» **Given entries**:
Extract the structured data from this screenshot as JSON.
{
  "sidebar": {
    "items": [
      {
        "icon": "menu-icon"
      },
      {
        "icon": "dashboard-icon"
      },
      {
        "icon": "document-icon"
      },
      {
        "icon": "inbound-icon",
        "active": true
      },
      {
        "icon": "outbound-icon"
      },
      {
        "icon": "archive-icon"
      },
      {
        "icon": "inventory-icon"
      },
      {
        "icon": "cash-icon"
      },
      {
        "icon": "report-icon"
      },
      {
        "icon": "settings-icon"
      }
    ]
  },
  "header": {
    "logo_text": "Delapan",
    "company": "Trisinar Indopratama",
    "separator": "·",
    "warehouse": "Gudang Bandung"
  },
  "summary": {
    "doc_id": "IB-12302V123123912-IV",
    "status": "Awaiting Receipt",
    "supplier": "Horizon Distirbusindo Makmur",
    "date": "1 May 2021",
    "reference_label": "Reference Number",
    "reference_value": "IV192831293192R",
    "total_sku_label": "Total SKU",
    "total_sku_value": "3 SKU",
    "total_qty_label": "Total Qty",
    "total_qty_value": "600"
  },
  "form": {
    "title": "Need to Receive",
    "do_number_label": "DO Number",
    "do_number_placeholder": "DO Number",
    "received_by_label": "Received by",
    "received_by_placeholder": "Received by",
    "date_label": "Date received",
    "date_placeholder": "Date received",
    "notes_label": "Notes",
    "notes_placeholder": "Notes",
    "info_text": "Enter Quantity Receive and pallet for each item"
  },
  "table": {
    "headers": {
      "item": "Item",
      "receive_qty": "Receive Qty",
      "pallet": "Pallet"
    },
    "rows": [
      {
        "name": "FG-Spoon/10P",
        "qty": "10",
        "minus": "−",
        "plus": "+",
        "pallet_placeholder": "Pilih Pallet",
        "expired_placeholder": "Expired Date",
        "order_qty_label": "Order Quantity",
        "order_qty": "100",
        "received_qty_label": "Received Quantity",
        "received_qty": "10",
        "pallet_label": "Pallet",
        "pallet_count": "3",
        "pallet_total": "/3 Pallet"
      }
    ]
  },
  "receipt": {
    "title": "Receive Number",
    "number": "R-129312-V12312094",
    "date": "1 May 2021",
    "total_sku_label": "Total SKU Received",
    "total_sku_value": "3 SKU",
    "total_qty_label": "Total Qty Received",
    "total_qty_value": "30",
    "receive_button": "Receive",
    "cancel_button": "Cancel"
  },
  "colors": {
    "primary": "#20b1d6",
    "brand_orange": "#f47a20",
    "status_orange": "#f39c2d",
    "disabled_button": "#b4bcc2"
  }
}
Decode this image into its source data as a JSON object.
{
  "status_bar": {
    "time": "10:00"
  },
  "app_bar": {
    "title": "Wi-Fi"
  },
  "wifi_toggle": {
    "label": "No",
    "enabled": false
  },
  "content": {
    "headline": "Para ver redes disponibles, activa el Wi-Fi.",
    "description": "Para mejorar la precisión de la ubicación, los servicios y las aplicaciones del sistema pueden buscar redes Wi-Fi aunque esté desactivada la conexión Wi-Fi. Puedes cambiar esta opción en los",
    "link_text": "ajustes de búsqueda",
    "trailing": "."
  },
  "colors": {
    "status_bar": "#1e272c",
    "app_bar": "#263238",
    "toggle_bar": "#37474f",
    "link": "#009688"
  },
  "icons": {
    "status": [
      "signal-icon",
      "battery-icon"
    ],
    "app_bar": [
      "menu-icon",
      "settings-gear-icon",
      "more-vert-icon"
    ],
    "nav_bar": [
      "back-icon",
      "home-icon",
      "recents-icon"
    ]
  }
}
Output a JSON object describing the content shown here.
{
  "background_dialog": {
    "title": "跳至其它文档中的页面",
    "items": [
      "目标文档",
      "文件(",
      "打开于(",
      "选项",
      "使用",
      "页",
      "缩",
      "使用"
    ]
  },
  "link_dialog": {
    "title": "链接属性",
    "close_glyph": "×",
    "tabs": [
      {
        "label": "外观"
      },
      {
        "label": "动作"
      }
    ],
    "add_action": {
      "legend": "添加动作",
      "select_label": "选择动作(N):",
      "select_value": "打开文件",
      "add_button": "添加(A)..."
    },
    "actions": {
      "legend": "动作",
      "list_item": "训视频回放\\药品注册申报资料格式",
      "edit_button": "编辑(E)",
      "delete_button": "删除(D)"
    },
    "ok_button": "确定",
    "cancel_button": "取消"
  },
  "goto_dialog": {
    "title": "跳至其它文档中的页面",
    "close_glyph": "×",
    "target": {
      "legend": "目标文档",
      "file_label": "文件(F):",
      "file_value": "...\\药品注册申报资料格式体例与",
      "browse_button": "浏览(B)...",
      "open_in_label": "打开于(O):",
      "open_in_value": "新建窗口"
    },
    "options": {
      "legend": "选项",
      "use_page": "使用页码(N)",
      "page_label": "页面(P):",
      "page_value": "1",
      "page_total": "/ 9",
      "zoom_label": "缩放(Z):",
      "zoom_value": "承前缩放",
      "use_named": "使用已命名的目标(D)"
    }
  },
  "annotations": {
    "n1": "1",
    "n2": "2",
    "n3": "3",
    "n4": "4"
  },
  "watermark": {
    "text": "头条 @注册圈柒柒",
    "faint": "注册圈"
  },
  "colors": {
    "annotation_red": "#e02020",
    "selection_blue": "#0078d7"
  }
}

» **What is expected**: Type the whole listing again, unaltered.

» **Response to the task**:
Extract the structured data from this screenshot as JSON.
{
  "sidebar": {
    "items": [
      {
        "icon": "menu-icon"
      },
      {
        "icon": "dashboard-icon"
      },
      {
        "icon": "document-icon"
      },
      {
        "icon": "inbound-icon",
        "active": true
      },
      {
        "icon": "outbound-icon"
      },
      {
        "icon": "archive-icon"
      },
      {
        "icon": "inventory-icon"
      },
      {
        "icon": "cash-icon"
      },
      {
        "icon": "report-icon"
      },
      {
        "icon": "settings-icon"
      }
    ]
  },
  "header": {
    "logo_text": "Delapan",
    "company": "Trisinar Indopratama",
    "separator": "·",
    "warehouse": "Gudang Bandung"
  },
  "summary": {
    "doc_id": "IB-12302V123123912-IV",
    "status": "Awaiting Receipt",
    "supplier": "Horizon Distirbusindo Makmur",
    "date": "1 May 2021",
    "reference_label": "Reference Number",
    "reference_value": "IV192831293192R",
    "total_sku_label": "Total SKU",
    "total_sku_value": "3 SKU",
    "total_qty_label": "Total Qty",
    "total_qty_value": "600"
  },
  "form": {
    "title": "Need to Receive",
    "do_number_label": "DO Number",
    "do_number_placeholder": "DO Number",
    "received_by_label": "Received by",
    "received_by_placeholder": "Received by",
    "date_label": "Date received",
    "date_placeholder": "Date received",
    "notes_label": "Notes",
    "notes_placeholder": "Notes",
    "info_text": "Enter Quantity Receive and pallet for each item"
  },
  "table": {
    "headers": {
      "item": "Item",
      "receive_qty": "Receive Qty",
      "pallet": "Pallet"
    },
    "rows": [
      {
        "name": "FG-Spoon/10P",
        "qty": "10",
        "minus": "−",
        "plus": "+",
        "pallet_placeholder": "Pilih Pallet",
        "expired_placeholder": "Expired Date",
        "order_qty_label": "Order Quantity",
        "order_qty": "100",
        "received_qty_label": "Received Quantity",
        "received_qty": "10",
        "pallet_label": "Pallet",
        "pallet_count": "3",
        "pallet_total": "/3 Pallet"
      }
    ]
  },
  "receipt": {
    "title": "Receive Number",
    "number": "R-129312-V12312094",
    "date": "1 May 2021",
    "total_sku_label": "Total SKU Received",
    "total_sku_value": "3 SKU",
    "total_qty_label": "Total Qty Received",
    "total_qty_value": "30",
    "receive_button": "Receive",
    "cancel_button": "Cancel"
  },
  "colors": {
    "primary": "#20b1d6",
    "brand_orange": "#f47a20",
    "status_orange": "#f39c2d",
    "disabled_button": "#b4bcc2"
  }
}
Decode this image into its source data as a JSON object.
{
  "status_bar": {
    "time": "10:00"
  },
  "app_bar": {
    "title": "Wi-Fi"
  },
  "wifi_toggle": {
    "label": "No",
    "enabled": false
  },
  "content": {
    "headline": "Para ver redes disponibles, activa el Wi-Fi.",
    "description": "Para mejorar la precisión de la ubicación, los servicios y las aplicaciones del sistema pueden buscar redes Wi-Fi aunque esté desactivada la conexión Wi-Fi. Puedes cambiar esta opción en los",
    "link_text": "ajustes de búsqueda",
    "trailing": "."
  },
  "colors": {
    "status_bar": "#1e272c",
    "app_bar": "#263238",
    "toggle_bar": "#37474f",
    "link": "#009688"
  },
  "icons": {
    "status": [
      "signal-icon",
      "battery-icon"
    ],
    "app_bar": [
      "menu-icon",
      "settings-gear-icon",
      "more-vert-icon"
    ],
    "nav_bar": [
      "back-icon",
      "home-icon",
      "recents-icon"
    ]
  }
}
Output a JSON object describing the content shown here.
{
  "background_dialog": {
    "title": "跳至其它文档中的页面",
    "items": [
      "目标文档",
      "文件(",
      "打开于(",
      "选项",
      "使用",
      "页",
      "缩",
      "使用"
    ]
  },
  "link_dialog": {
    "title": "链接属性",
    "close_glyph": "×",
    "tabs": [
      {
        "label": "外观"
      },
      {
        "label": "动作"
      }
    ],
    "add_action": {
      "legend": "添加动作",
      "select_label": "选择动作(N):",
      "select_value": "打开文件",
      "add_button": "添加(A)..."
    },
    "actions": {
      "legend": "动作",
      "list_item": "训视频回放\\药品注册申报资料格式",
      "edit_button": "编辑(E)",
      "delete_button": "删除(D)"
    },
    "ok_button": "确定",
    "cancel_button": "取消"
  },
  "goto_dialog": {
    "title": "跳至其它文档中的页面",
    "close_glyph": "×",
    "target": {
      "legend": "目标文档",
      "file_label": "文件(F):",
      "file_value": "...\\药品注册申报资料格式体例与",
      "browse_button": "浏览(B)...",
      "open_in_label": "打开于(O):",
      "open_in_value": "新建窗口"
    },
    "options": {
      "legend": "选项",
      "use_page": "使用页码(N)",
      "page_label": "页面(P):",
      "page_value": "1",
      "page_total": "/ 9",
      "zoom_label": "缩放(Z):",
      "zoom_value": "承前缩放",
      "use_named": "使用已命名的目标(D)"
    }
  },
  "annotations": {
    "n1": "1",
    "n2": "2",
    "n3": "3",
    "n4": "4"
  },
  "watermark": {
    "text": "头条 @注册圈柒柒",
    "faint": "注册圈"
  },
  "colors": {
    "annotation_red": "#e02020",
    "selection_blue": "#0078d7"
  }
}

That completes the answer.